What would happen if we all stopped tipping?
The last time we talked about tipping, most viewed the practice as a necessary evil that protects downtrodden workers from their gouging employers. Not that Canadian workers are as badly off as some.
In the US, a server may make only $2-$3 hourly ($2.13 is the federal minimum hourly wage for tipped workers) whereas in Canada the minimum wage for servers is around $9, depending on where you live.
But, let's face it, nobody would work in a bar or a restaurant for that kind of money alone, although they gladly do so elsewhere.
In no place other than America are people paid $1 as a standard "thanks" for delicately removing the top off of a glass bottle or pulling a pint, explains one ex-bartender.
The problem: The more we tip, the less servers are paid. The less they're paid, the more we are pressured to tip. The solution: Companies should be forced to pay employees reasonable wages. How do we get there? By tipping less, although that's going to be tough on workers in the short term.
But now is the time to fight back, argues The Chuck Foxtrot Page.
"Tipping is supposed to be the prerogative of the paying patron. It was meant to give you, the patron, two means of veto power: One, the satisfaction of rewarding the server with something they don’t have to forward to their bosses, and; two, a veto in case the meal or the service is objectionable. Mandatory tipping takes both of those rights away from you."

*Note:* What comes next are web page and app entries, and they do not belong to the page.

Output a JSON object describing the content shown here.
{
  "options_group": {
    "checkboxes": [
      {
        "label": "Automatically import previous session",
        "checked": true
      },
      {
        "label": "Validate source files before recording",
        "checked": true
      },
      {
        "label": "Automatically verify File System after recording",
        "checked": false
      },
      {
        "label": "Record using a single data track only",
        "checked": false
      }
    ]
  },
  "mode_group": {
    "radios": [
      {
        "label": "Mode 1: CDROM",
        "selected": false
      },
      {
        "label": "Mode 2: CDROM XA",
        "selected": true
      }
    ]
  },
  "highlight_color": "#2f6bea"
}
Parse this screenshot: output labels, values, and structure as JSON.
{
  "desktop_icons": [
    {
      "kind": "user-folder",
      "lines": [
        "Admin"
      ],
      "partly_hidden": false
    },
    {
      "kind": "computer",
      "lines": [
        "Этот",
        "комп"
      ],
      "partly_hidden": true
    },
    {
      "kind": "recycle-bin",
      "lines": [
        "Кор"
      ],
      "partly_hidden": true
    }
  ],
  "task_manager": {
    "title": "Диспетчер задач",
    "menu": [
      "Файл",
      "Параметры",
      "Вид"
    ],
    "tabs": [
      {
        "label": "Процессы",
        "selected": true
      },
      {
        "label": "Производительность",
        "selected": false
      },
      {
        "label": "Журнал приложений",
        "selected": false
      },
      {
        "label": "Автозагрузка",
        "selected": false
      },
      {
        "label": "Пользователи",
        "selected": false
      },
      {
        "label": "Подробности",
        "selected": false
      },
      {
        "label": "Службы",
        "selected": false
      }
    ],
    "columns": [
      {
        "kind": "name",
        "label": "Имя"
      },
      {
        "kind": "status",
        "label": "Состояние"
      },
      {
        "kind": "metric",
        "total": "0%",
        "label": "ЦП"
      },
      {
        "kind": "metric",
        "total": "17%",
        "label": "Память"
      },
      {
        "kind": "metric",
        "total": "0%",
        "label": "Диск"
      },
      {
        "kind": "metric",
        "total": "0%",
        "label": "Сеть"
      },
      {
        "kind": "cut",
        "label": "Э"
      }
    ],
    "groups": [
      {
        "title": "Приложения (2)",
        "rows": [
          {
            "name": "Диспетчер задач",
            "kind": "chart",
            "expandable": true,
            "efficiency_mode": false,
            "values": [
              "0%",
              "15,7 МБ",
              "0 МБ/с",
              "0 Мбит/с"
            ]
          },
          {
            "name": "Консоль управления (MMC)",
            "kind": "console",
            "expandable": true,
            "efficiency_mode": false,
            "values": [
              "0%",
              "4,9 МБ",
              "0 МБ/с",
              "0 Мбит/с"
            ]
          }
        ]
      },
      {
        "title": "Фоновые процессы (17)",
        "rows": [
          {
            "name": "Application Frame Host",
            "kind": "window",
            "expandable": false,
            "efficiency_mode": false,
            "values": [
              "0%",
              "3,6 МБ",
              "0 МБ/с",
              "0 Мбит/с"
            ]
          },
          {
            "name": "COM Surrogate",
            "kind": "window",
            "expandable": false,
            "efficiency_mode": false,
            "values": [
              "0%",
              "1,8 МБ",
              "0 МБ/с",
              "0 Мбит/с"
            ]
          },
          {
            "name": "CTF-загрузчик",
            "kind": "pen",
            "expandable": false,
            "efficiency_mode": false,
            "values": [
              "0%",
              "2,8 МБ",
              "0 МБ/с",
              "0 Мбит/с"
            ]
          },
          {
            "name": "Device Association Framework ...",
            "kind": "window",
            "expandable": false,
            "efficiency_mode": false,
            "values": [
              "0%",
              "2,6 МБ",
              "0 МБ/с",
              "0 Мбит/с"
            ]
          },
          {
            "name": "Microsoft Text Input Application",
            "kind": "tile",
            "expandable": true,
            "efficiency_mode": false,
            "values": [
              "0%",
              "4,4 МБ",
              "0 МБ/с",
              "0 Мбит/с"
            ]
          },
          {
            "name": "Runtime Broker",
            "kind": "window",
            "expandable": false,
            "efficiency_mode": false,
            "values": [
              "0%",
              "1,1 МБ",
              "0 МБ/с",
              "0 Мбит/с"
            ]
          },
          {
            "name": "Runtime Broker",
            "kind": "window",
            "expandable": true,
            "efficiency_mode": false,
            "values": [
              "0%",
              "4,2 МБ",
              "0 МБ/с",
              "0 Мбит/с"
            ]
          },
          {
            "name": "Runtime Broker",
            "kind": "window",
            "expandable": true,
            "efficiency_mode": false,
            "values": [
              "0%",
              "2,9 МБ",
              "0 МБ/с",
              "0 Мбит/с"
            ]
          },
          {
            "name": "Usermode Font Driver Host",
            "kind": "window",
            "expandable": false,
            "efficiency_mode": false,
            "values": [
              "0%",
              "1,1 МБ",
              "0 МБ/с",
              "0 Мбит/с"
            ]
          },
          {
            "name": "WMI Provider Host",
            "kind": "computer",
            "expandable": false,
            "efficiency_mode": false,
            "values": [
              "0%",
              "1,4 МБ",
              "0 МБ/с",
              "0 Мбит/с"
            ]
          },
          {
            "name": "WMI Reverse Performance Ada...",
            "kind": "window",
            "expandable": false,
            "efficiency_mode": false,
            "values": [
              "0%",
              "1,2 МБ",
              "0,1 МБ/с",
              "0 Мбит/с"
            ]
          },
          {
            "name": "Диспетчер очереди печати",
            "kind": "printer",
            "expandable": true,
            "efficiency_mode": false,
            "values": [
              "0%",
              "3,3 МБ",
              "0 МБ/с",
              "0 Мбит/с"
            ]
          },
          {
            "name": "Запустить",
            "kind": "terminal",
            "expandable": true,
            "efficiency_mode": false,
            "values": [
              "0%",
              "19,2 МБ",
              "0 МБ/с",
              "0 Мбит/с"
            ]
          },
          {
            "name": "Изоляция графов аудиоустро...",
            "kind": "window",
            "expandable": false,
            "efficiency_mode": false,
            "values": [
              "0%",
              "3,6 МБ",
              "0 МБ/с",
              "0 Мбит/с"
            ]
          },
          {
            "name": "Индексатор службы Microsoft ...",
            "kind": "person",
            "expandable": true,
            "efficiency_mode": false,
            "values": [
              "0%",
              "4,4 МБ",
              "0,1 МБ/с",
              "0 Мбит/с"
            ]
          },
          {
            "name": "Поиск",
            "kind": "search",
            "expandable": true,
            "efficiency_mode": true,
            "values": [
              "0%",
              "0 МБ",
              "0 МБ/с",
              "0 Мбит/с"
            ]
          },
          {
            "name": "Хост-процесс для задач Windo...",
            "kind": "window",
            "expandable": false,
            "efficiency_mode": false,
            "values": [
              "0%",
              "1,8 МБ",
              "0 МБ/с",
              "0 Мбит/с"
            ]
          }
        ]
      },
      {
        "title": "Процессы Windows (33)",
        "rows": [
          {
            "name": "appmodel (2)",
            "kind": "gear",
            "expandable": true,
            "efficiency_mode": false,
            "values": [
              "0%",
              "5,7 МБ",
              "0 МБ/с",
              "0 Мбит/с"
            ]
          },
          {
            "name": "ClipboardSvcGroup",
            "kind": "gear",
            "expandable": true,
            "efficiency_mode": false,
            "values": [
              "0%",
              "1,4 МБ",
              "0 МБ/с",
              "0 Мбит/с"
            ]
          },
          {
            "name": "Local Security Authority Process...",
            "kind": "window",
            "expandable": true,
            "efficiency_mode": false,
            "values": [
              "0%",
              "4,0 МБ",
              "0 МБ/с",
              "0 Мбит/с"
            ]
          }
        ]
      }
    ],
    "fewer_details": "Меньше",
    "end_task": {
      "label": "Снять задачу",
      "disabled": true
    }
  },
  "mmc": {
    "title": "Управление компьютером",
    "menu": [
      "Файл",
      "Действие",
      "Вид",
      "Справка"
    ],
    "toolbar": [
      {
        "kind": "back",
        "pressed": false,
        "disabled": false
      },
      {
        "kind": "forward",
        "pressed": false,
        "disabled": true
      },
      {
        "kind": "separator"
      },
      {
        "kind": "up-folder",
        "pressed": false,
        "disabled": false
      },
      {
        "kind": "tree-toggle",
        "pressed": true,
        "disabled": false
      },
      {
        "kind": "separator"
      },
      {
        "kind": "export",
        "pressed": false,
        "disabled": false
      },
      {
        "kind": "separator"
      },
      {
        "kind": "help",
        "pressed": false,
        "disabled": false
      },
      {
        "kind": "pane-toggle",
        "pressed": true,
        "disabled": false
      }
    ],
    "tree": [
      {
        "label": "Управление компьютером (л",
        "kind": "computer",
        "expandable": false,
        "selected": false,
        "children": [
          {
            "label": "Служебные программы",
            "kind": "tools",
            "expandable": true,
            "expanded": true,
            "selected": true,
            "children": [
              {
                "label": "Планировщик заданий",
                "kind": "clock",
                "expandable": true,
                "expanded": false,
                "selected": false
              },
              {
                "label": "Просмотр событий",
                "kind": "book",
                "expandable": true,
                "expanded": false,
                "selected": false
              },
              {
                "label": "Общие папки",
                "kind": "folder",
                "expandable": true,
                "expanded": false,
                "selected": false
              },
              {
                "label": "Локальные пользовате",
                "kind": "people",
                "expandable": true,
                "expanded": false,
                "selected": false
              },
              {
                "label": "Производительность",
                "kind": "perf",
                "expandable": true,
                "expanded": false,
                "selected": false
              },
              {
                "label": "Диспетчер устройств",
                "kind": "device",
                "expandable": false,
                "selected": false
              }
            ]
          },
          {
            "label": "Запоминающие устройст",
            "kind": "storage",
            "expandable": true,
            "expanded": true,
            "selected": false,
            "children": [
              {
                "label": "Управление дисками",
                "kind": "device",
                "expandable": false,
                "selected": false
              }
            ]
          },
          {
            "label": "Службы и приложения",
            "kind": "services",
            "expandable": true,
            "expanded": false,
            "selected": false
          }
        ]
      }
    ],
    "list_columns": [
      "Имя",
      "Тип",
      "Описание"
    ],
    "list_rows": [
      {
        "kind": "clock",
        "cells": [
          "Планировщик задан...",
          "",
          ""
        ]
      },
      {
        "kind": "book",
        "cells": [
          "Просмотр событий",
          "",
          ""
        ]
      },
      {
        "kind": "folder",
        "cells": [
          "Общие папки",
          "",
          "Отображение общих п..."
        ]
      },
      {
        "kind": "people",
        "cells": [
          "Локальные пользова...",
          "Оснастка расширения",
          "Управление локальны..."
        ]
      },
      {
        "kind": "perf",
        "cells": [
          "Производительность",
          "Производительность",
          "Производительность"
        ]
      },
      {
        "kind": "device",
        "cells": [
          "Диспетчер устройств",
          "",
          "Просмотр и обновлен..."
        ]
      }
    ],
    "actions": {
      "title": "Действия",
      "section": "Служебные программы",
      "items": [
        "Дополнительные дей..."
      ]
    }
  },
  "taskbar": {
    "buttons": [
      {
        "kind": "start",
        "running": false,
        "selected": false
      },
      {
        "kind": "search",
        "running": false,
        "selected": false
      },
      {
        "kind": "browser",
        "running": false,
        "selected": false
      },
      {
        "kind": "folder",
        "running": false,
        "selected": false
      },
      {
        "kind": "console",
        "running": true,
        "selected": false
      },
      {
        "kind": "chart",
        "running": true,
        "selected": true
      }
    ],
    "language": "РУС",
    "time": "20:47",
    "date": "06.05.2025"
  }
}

What do you think? Would you join an anti-tipping movement? Or have you done so already?
By Gordon Powers, MSN Money